◆ **Description of the task**: Set down the data again exactly. Pictures are not part of the copy.

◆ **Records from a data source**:
====

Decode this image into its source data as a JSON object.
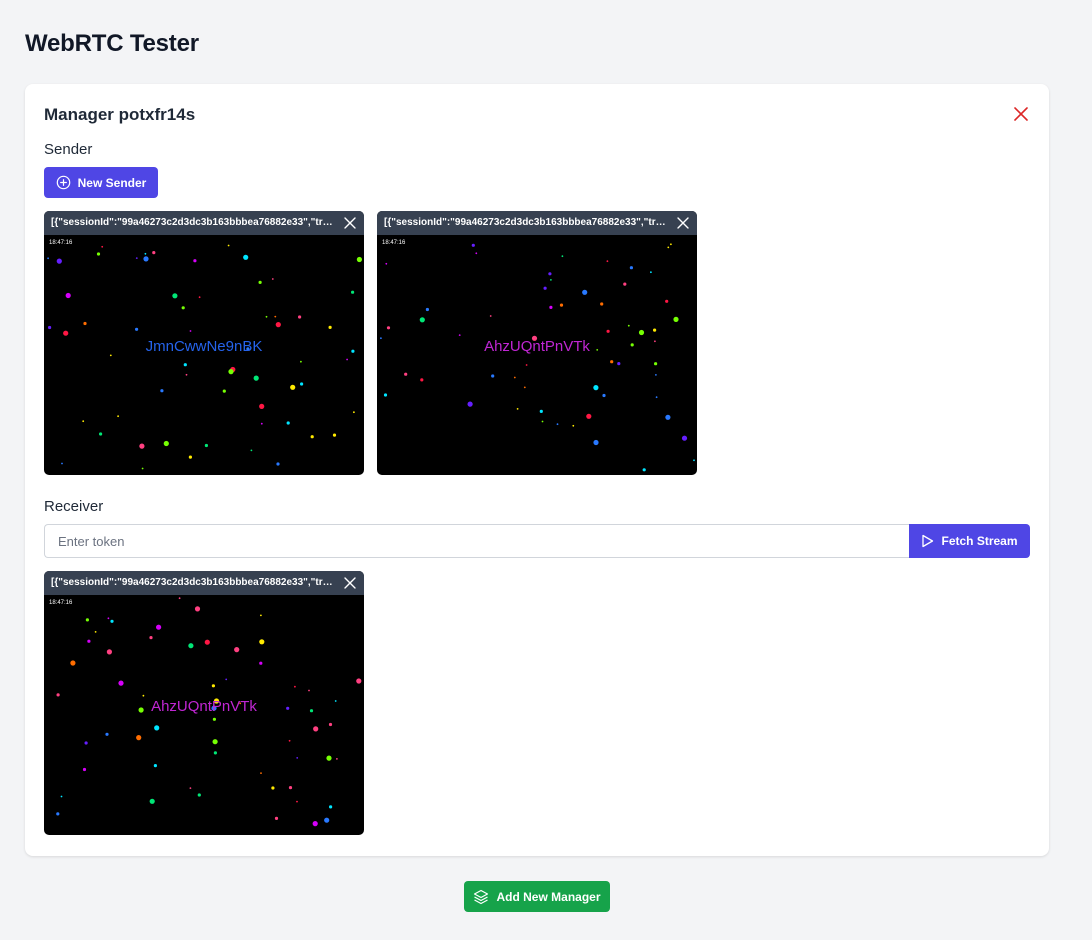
{
  "app": {
    "title": "WebRTC Tester"
  },
  "manager": {
    "title": "Manager potxfr14s",
    "close_icon": "close-icon",
    "close_color": "#dc2626"
  },
  "sender": {
    "label": "Sender",
    "new_button_label": "New Sender",
    "new_button_icon": "plus-circle-icon",
    "streams": [
      {
        "header": "[{\"sessionId\":\"99a46273c2d3dc3b163bbbea76882e33\",\"trackId\":\"",
        "timestamp": "18:47:16",
        "label": "JmnCwwNe9nBK",
        "label_color": "#2563eb"
      },
      {
        "header": "[{\"sessionId\":\"99a46273c2d3dc3b163bbbea76882e33\",\"trackId\":\"",
        "timestamp": "18:47:16",
        "label": "AhzUQntPnVTk",
        "label_color": "#c026d3"
      }
    ]
  },
  "receiver": {
    "label": "Receiver",
    "input_placeholder": "Enter token",
    "input_value": "",
    "fetch_button_label": "Fetch Stream",
    "fetch_button_icon": "play-icon",
    "streams": [
      {
        "header": "[{\"sessionId\":\"99a46273c2d3dc3b163bbbea76882e33\",\"trackId\":\"",
        "timestamp": "18:47:16",
        "label": "AhzUQntPnVTk",
        "label_color": "#c026d3"
      }
    ]
  },
  "footer": {
    "add_manager_label": "Add New Manager",
    "add_manager_icon": "layers-icon"
  },
  "colors": {
    "primary": "#4f46e5",
    "success": "#16a34a",
    "danger": "#dc2626",
    "tile_header": "#374151"
  }
}
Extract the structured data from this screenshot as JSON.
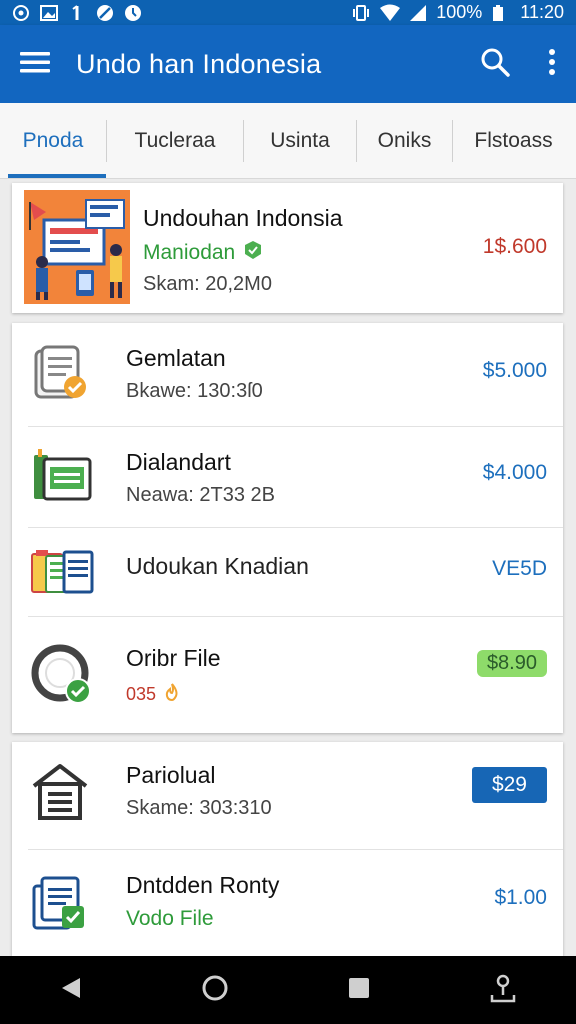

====

◆ **The answer**:
Decode this image into its source data as a JSON object.
{
  "app": {
    "title": "WebRTC Tester"
  },
  "manager": {
    "title": "Manager potxfr14s",
    "close_icon": "close-icon",
    "close_color": "#dc2626"
  },
  "sender": {
    "label": "Sender",
    "new_button_label": "New Sender",
    "new_button_icon": "plus-circle-icon",
    "streams": [
      {
        "header": "[{\"sessionId\":\"99a46273c2d3dc3b163bbbea76882e33\",\"trackId\":\"",
        "timestamp": "18:47:16",
        "label": "JmnCwwNe9nBK",
        "label_color": "#2563eb"
      },
      {
        "header": "[{\"sessionId\":\"99a46273c2d3dc3b163bbbea76882e33\",\"trackId\":\"",
        "timestamp": "18:47:16",
        "label": "AhzUQntPnVTk",
        "label_color": "#c026d3"
      }
    ]
  },
  "receiver": {
    "label": "Receiver",
    "input_placeholder": "Enter token",
    "input_value": "",
    "fetch_button_label": "Fetch Stream",
    "fetch_button_icon": "play-icon",
    "streams": [
      {
        "header": "[{\"sessionId\":\"99a46273c2d3dc3b163bbbea76882e33\",\"trackId\":\"",
        "timestamp": "18:47:16",
        "label": "AhzUQntPnVTk",
        "label_color": "#c026d3"
      }
    ]
  },
  "footer": {
    "add_manager_label": "Add New Manager",
    "add_manager_icon": "layers-icon"
  },
  "colors": {
    "primary": "#4f46e5",
    "success": "#16a34a",
    "danger": "#dc2626",
    "tile_header": "#374151"
  }
}
Extract the structured data from this screenshot as JSON.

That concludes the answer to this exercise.